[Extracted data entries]
* * * * *
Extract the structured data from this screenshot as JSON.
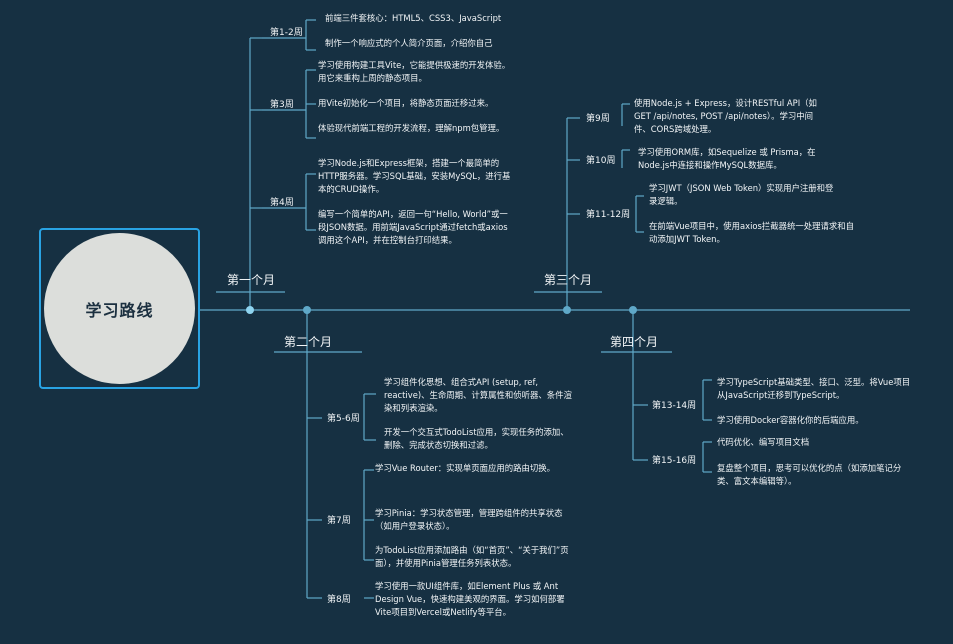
{
  "root": {
    "title": "学习路线"
  },
  "months": [
    {
      "label": "第一个月",
      "weeks": [
        {
          "label": "第1-2周",
          "items": [
            "前端三件套核心：HTML5、CSS3、JavaScript",
            "制作一个响应式的个人简介页面，介绍你自己"
          ]
        },
        {
          "label": "第3周",
          "items": [
            "学习使用构建工具Vite，它能提供极速的开发体验。用它来重构上周的静态项目。",
            "用Vite初始化一个项目，将静态页面迁移过来。",
            "体验现代前端工程的开发流程，理解npm包管理。"
          ]
        },
        {
          "label": "第4周",
          "items": [
            "学习Node.js和Express框架，搭建一个最简单的HTTP服务器。学习SQL基础，安装MySQL，进行基本的CRUD操作。",
            "编写一个简单的API，返回一句“Hello, World”或一段JSON数据。用前端JavaScript通过fetch或axios调用这个API，并在控制台打印结果。"
          ]
        }
      ]
    },
    {
      "label": "第二个月",
      "weeks": [
        {
          "label": "第5-6周",
          "items": [
            "学习组件化思想、组合式API (setup, ref, reactive)、生命周期、计算属性和侦听器、条件渲染和列表渲染。",
            "开发一个交互式TodoList应用，实现任务的添加、删除、完成状态切换和过滤。"
          ]
        },
        {
          "label": "第7周",
          "items": [
            "学习Vue Router：实现单页面应用的路由切换。",
            "学习Pinia：学习状态管理，管理跨组件的共享状态（如用户登录状态）。",
            "为TodoList应用添加路由（如“首页”、“关于我们”页面），并使用Pinia管理任务列表状态。"
          ]
        },
        {
          "label": "第8周",
          "items": [
            "学习使用一款UI组件库，如Element Plus 或 Ant Design Vue，快速构建美观的界面。学习如何部署Vite项目到Vercel或Netlify等平台。"
          ]
        }
      ]
    },
    {
      "label": "第三个月",
      "weeks": [
        {
          "label": "第9周",
          "items": [
            "使用Node.js + Express，设计RESTful API（如 GET /api/notes, POST /api/notes）。学习中间件、CORS跨域处理。"
          ]
        },
        {
          "label": "第10周",
          "items": [
            "学习使用ORM库，如Sequelize 或 Prisma，在Node.js中连接和操作MySQL数据库。"
          ]
        },
        {
          "label": "第11-12周",
          "items": [
            "学习JWT（JSON Web Token）实现用户注册和登录逻辑。",
            "在前端Vue项目中，使用axios拦截器统一处理请求和自动添加JWT Token。"
          ]
        }
      ]
    },
    {
      "label": "第四个月",
      "weeks": [
        {
          "label": "第13-14周",
          "items": [
            "学习TypeScript基础类型、接口、泛型。将Vue项目从JavaScript迁移到TypeScript。",
            "学习使用Docker容器化你的后端应用。"
          ]
        },
        {
          "label": "第15-16周",
          "items": [
            "代码优化、编写项目文档",
            "复盘整个项目，思考可以优化的点（如添加笔记分类、富文本编辑等）。"
          ]
        }
      ]
    }
  ]
}
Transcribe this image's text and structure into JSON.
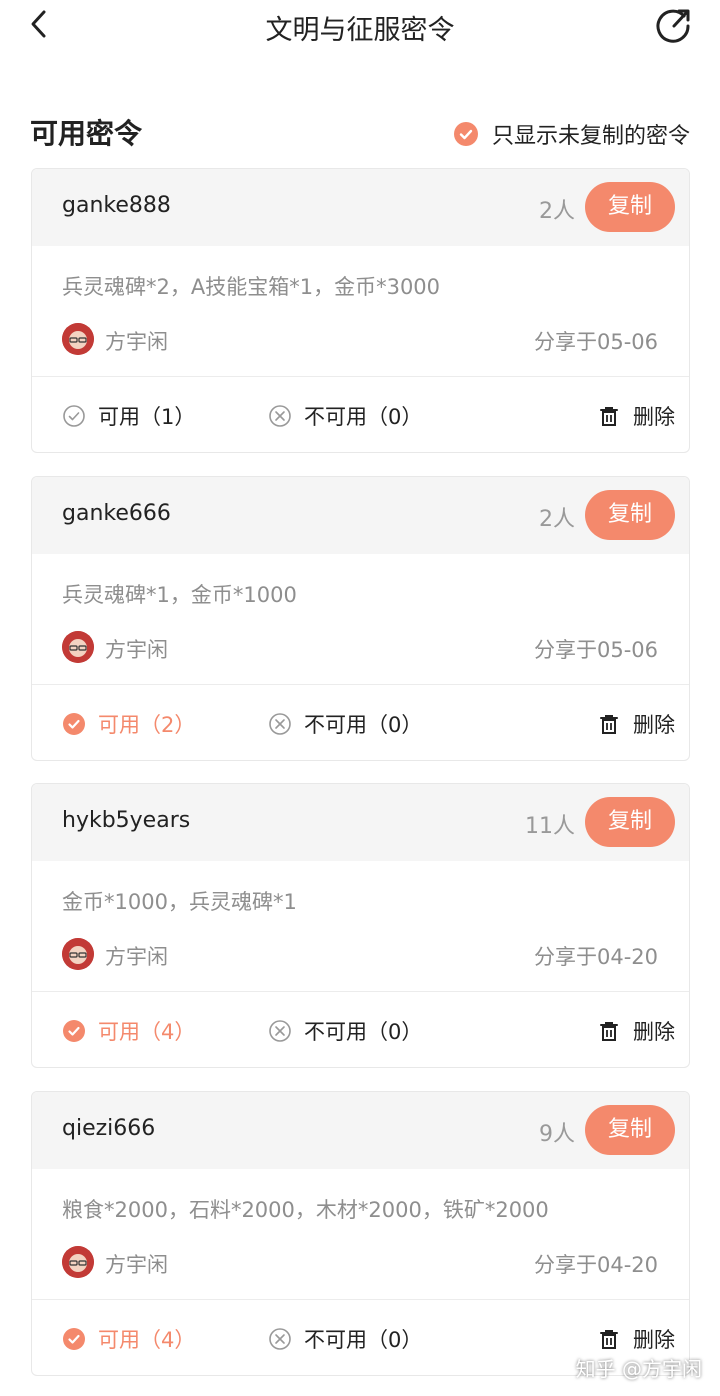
{
  "header": {
    "title": "文明与征服密令"
  },
  "section": {
    "title": "可用密令",
    "filter_label": "只显示未复制的密令",
    "filter_checked": true
  },
  "accent_color": "#f4896c",
  "cards": [
    {
      "code": "ganke888",
      "count": "2人",
      "copy_label": "复制",
      "rewards": "兵灵魂碑*2，A技能宝箱*1，金币*3000",
      "author": "方宇闲",
      "shared": "分享于05-06",
      "usable_label": "可用（1）",
      "usable_active": false,
      "unusable_label": "不可用（0）",
      "delete_label": "删除"
    },
    {
      "code": "ganke666",
      "count": "2人",
      "copy_label": "复制",
      "rewards": "兵灵魂碑*1，金币*1000",
      "author": "方宇闲",
      "shared": "分享于05-06",
      "usable_label": "可用（2）",
      "usable_active": true,
      "unusable_label": "不可用（0）",
      "delete_label": "删除"
    },
    {
      "code": "hykb5years",
      "count": "11人",
      "copy_label": "复制",
      "rewards": "金币*1000，兵灵魂碑*1",
      "author": "方宇闲",
      "shared": "分享于04-20",
      "usable_label": "可用（4）",
      "usable_active": true,
      "unusable_label": "不可用（0）",
      "delete_label": "删除"
    },
    {
      "code": "qiezi666",
      "count": "9人",
      "copy_label": "复制",
      "rewards": "粮食*2000，石料*2000，木材*2000，铁矿*2000",
      "author": "方宇闲",
      "shared": "分享于04-20",
      "usable_label": "可用（4）",
      "usable_active": true,
      "unusable_label": "不可用（0）",
      "delete_label": "删除"
    }
  ],
  "watermark": "知乎 @方宇闲"
}
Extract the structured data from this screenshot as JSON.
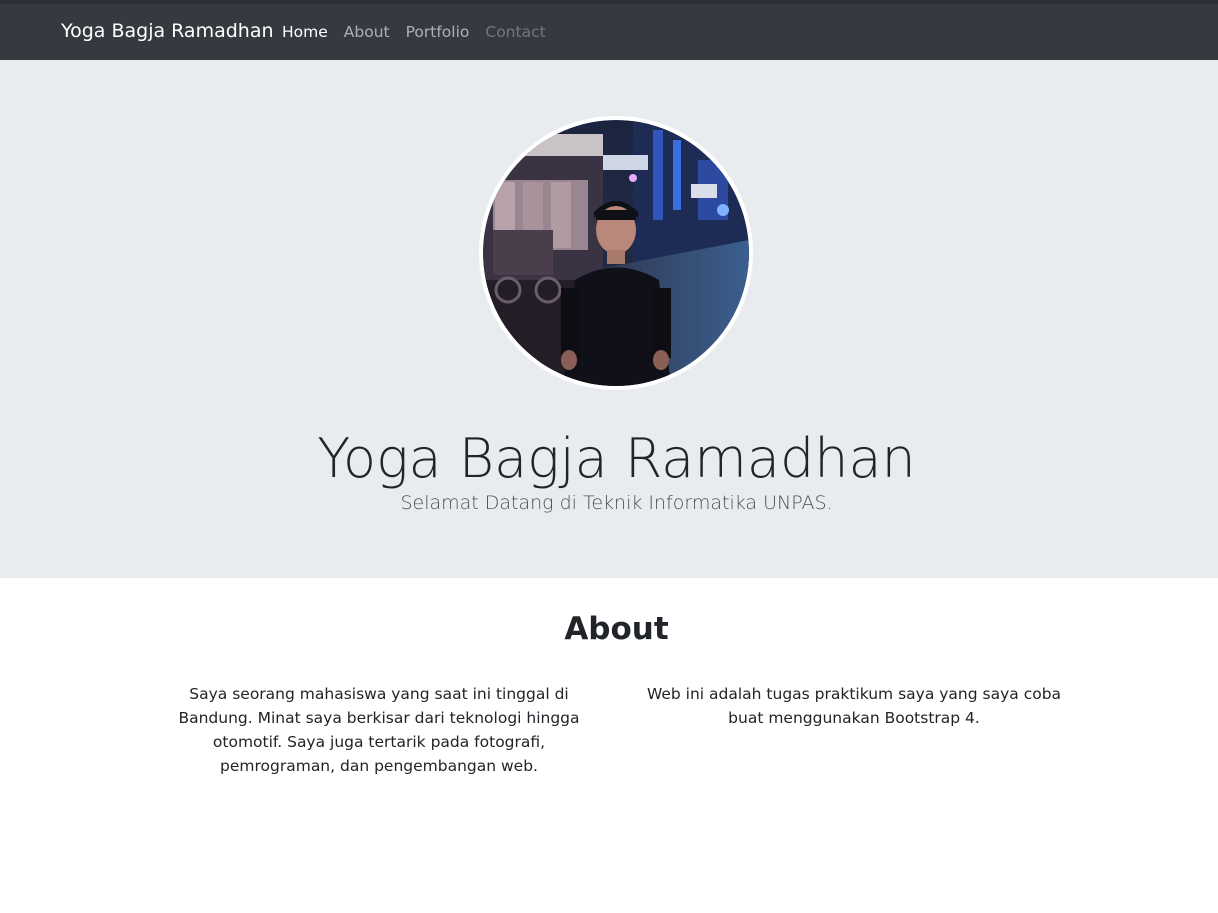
{
  "navbar": {
    "brand": "Yoga Bagja Ramadhan",
    "items": [
      {
        "label": "Home",
        "state": "active"
      },
      {
        "label": "About",
        "state": "normal"
      },
      {
        "label": "Portfolio",
        "state": "normal"
      },
      {
        "label": "Contact",
        "state": "disabled"
      }
    ]
  },
  "hero": {
    "image_alt": "profile-photo",
    "name": "Yoga Bagja Ramadhan",
    "tagline": "Selamat Datang di Teknik Informatika UNPAS."
  },
  "about": {
    "title": "About",
    "left_text": "Saya seorang mahasiswa yang saat ini tinggal di Bandung. Minat saya berkisar dari teknologi hingga otomotif. Saya juga tertarik pada fotografi, pemrograman, dan pengembangan web.",
    "right_text": "Web ini adalah tugas praktikum saya yang saya coba buat menggunakan Bootstrap 4."
  },
  "colors": {
    "navbar_bg": "#343a40",
    "jumbotron_bg": "#e9ecef",
    "page_bg": "#ffffff"
  }
}
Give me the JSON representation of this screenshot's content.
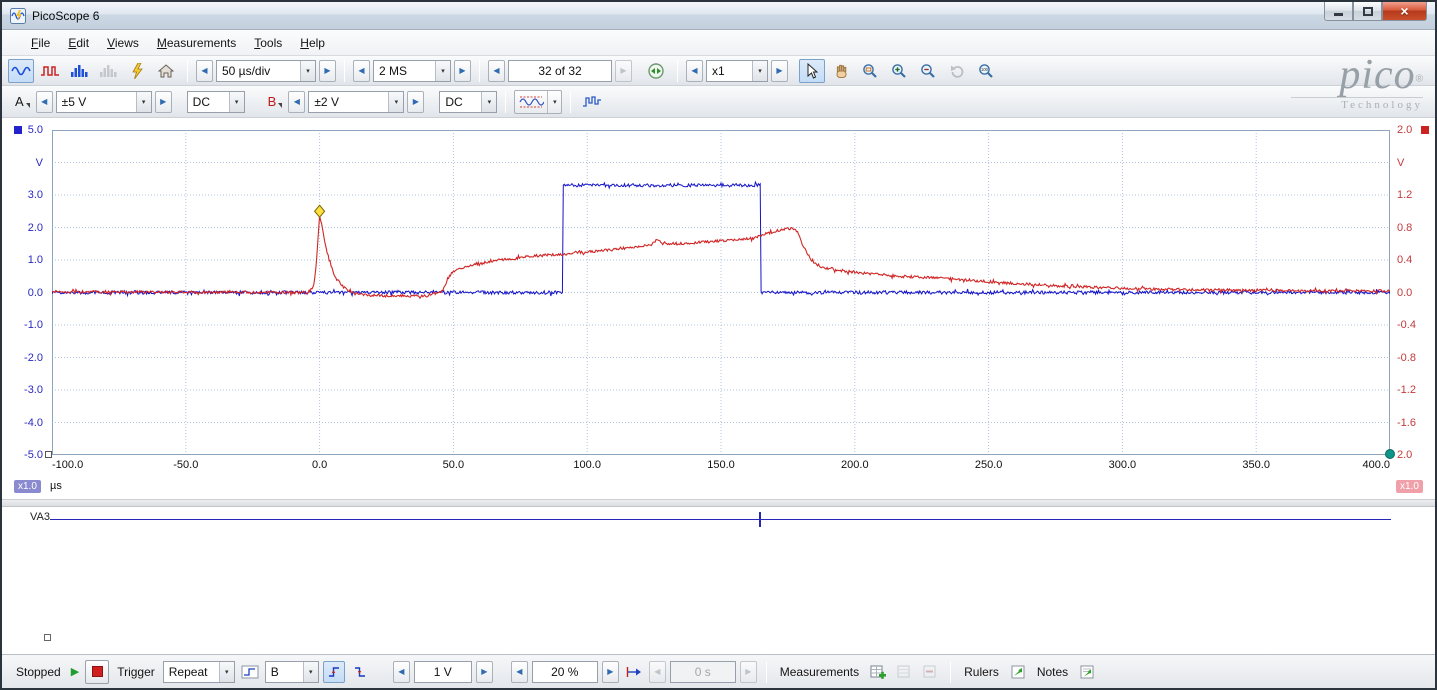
{
  "window": {
    "title": "PicoScope 6"
  },
  "icons": {
    "arrow_left": "◀",
    "arrow_right": "▶",
    "caret_down": "▾",
    "play": "▶",
    "close": "×"
  },
  "menu": {
    "items": [
      {
        "label": "File"
      },
      {
        "label": "Edit"
      },
      {
        "label": "Views"
      },
      {
        "label": "Measurements"
      },
      {
        "label": "Tools"
      },
      {
        "label": "Help"
      }
    ]
  },
  "toolbar": {
    "timebase": "50 µs/div",
    "samples": "2 MS",
    "buffer": "32 of 32",
    "zoom": "x1"
  },
  "channels": {
    "a": {
      "label": "A",
      "range": "±5 V",
      "coupling": "DC"
    },
    "b": {
      "label": "B",
      "range": "±2 V",
      "coupling": "DC"
    }
  },
  "logo": {
    "brand": "pico",
    "reg": "®",
    "sub": "Technology"
  },
  "scope": {
    "x_labels": [
      "-100.0",
      "-50.0",
      "0.0",
      "50.0",
      "100.0",
      "150.0",
      "200.0",
      "250.0",
      "300.0",
      "350.0",
      "400.0"
    ],
    "x_unit": "µs",
    "left_axis_labels": [
      "5.0",
      "V",
      "3.0",
      "2.0",
      "1.0",
      "0.0",
      "-1.0",
      "-2.0",
      "-3.0",
      "-4.0",
      "-5.0"
    ],
    "right_axis_labels": [
      "2.0",
      "V",
      "1.2",
      "0.8",
      "0.4",
      "0.0",
      "-0.4",
      "-0.8",
      "-1.2",
      "-1.6",
      "2.0"
    ],
    "zoom_badge_left": "x1.0",
    "zoom_badge_right": "x1.0"
  },
  "overview": {
    "label": "VA3"
  },
  "bottombar": {
    "status": "Stopped",
    "trigger_label": "Trigger",
    "trigger_mode": "Repeat",
    "trigger_source": "B",
    "trigger_level": "1 V",
    "pretrigger": "20 %",
    "holdoff": "0 s",
    "measurements_label": "Measurements",
    "rulers_label": "Rulers",
    "notes_label": "Notes"
  },
  "chart_data": {
    "type": "line",
    "title": "",
    "x_axis": {
      "label": "µs",
      "min": -100,
      "max": 400,
      "tick_step": 50,
      "divisions": 10
    },
    "y_axis_left": {
      "label": "V",
      "min": -5,
      "max": 5,
      "tick_step": 1,
      "color": "#2222cc"
    },
    "y_axis_right": {
      "label": "V",
      "min": -2,
      "max": 2,
      "tick_step": 0.4,
      "color": "#cc2222"
    },
    "grid": true,
    "series": [
      {
        "name": "Channel A",
        "axis": "left",
        "color": "#1414c8",
        "width": 1,
        "interpolation": "step",
        "noise": 0.05,
        "points": [
          [
            -100,
            0
          ],
          [
            91,
            0
          ],
          [
            91,
            3.3
          ],
          [
            165,
            3.3
          ],
          [
            165,
            0
          ],
          [
            400,
            0
          ]
        ]
      },
      {
        "name": "Channel B",
        "axis": "right",
        "color": "#d02525",
        "width": 1.1,
        "interpolation": "linear",
        "noise": 0.016,
        "points": [
          [
            -100,
            0.01
          ],
          [
            -4,
            0
          ],
          [
            -2,
            0.1
          ],
          [
            -1,
            0.45
          ],
          [
            0,
            0.95
          ],
          [
            1,
            0.8
          ],
          [
            2,
            0.6
          ],
          [
            4,
            0.35
          ],
          [
            6,
            0.18
          ],
          [
            9,
            0.06
          ],
          [
            12,
            0
          ],
          [
            16,
            -0.03
          ],
          [
            25,
            -0.04
          ],
          [
            40,
            -0.04
          ],
          [
            46,
            0.02
          ],
          [
            48,
            0.18
          ],
          [
            50,
            0.26
          ],
          [
            53,
            0.3
          ],
          [
            58,
            0.35
          ],
          [
            68,
            0.4
          ],
          [
            80,
            0.45
          ],
          [
            91,
            0.47
          ],
          [
            106,
            0.52
          ],
          [
            124,
            0.58
          ],
          [
            126,
            0.66
          ],
          [
            128,
            0.6
          ],
          [
            134,
            0.6
          ],
          [
            143,
            0.62
          ],
          [
            152,
            0.64
          ],
          [
            162,
            0.67
          ],
          [
            166,
            0.72
          ],
          [
            170,
            0.75
          ],
          [
            174,
            0.78
          ],
          [
            177,
            0.79
          ],
          [
            179,
            0.72
          ],
          [
            180,
            0.62
          ],
          [
            182,
            0.5
          ],
          [
            184,
            0.38
          ],
          [
            188,
            0.31
          ],
          [
            195,
            0.27
          ],
          [
            205,
            0.23
          ],
          [
            217,
            0.2
          ],
          [
            236,
            0.17
          ],
          [
            255,
            0.12
          ],
          [
            277,
            0.08
          ],
          [
            295,
            0.06
          ],
          [
            311,
            0.04
          ],
          [
            340,
            0.03
          ],
          [
            370,
            0.02
          ],
          [
            400,
            0.02
          ]
        ]
      }
    ],
    "trigger_marker": {
      "x": 0,
      "level": 1,
      "axis": "right",
      "color": "#ffe040"
    }
  }
}
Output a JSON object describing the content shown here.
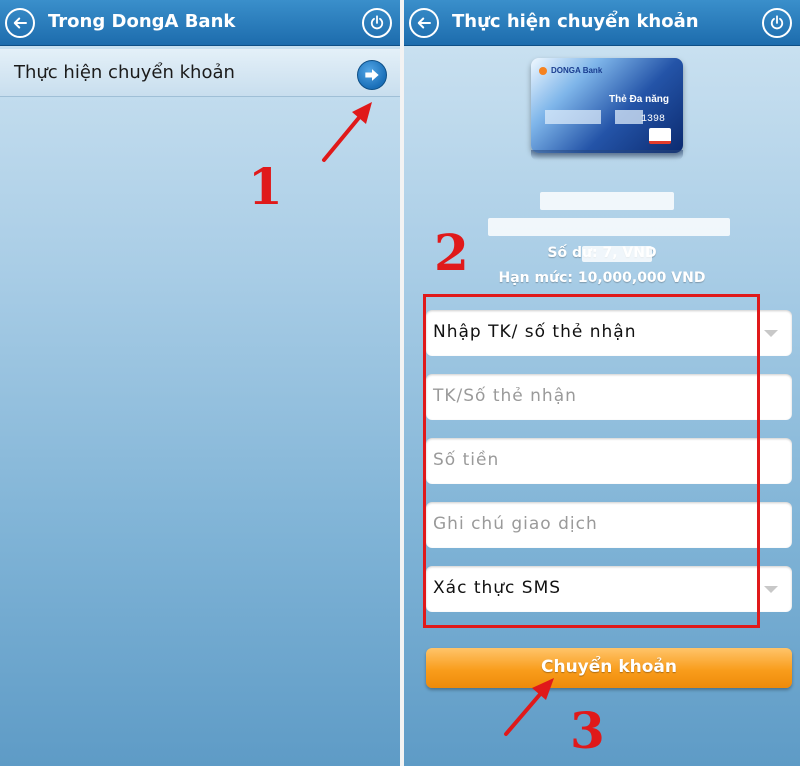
{
  "left_screen": {
    "header": {
      "title": "Trong DongA Bank"
    },
    "menu": {
      "item_label": "Thực hiện chuyển khoản"
    },
    "annotation_number": "1"
  },
  "right_screen": {
    "header": {
      "title": "Thực hiện chuyển khoản"
    },
    "card": {
      "bank_name": "DONGA Bank",
      "card_type": "Thẻ Đa năng",
      "card_number_visible": "1398"
    },
    "account": {
      "balance_text": "Số dư: 7,       VND",
      "limit_text": "Hạn mức: 10,000,000 VND"
    },
    "form": {
      "recipient_select": "Nhập TK/ số thẻ nhận",
      "recipient_placeholder": "TK/Số thẻ nhận",
      "amount_placeholder": "Số tiền",
      "note_placeholder": "Ghi chú giao dịch",
      "auth_select": "Xác thực SMS"
    },
    "submit_label": "Chuyển khoản",
    "annotation_number_form": "2",
    "annotation_number_submit": "3"
  },
  "colors": {
    "header_blue": "#1d6cad",
    "annotation_red": "#e0191a",
    "button_orange": "#f99d1c"
  },
  "icons": [
    "back-arrow-icon",
    "power-icon",
    "arrow-right-icon",
    "dropdown-caret-icon"
  ]
}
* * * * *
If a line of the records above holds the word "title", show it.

Answer
    "title": "学习路线"
    "title": "文明与征服密令"
    "title": "可用密令",
    "title": "About",
    "title": "PicoScope 6"
    "title": "",
      "title": "Trong DongA Bank"
      "title": "Thực hiện chuyển khoản"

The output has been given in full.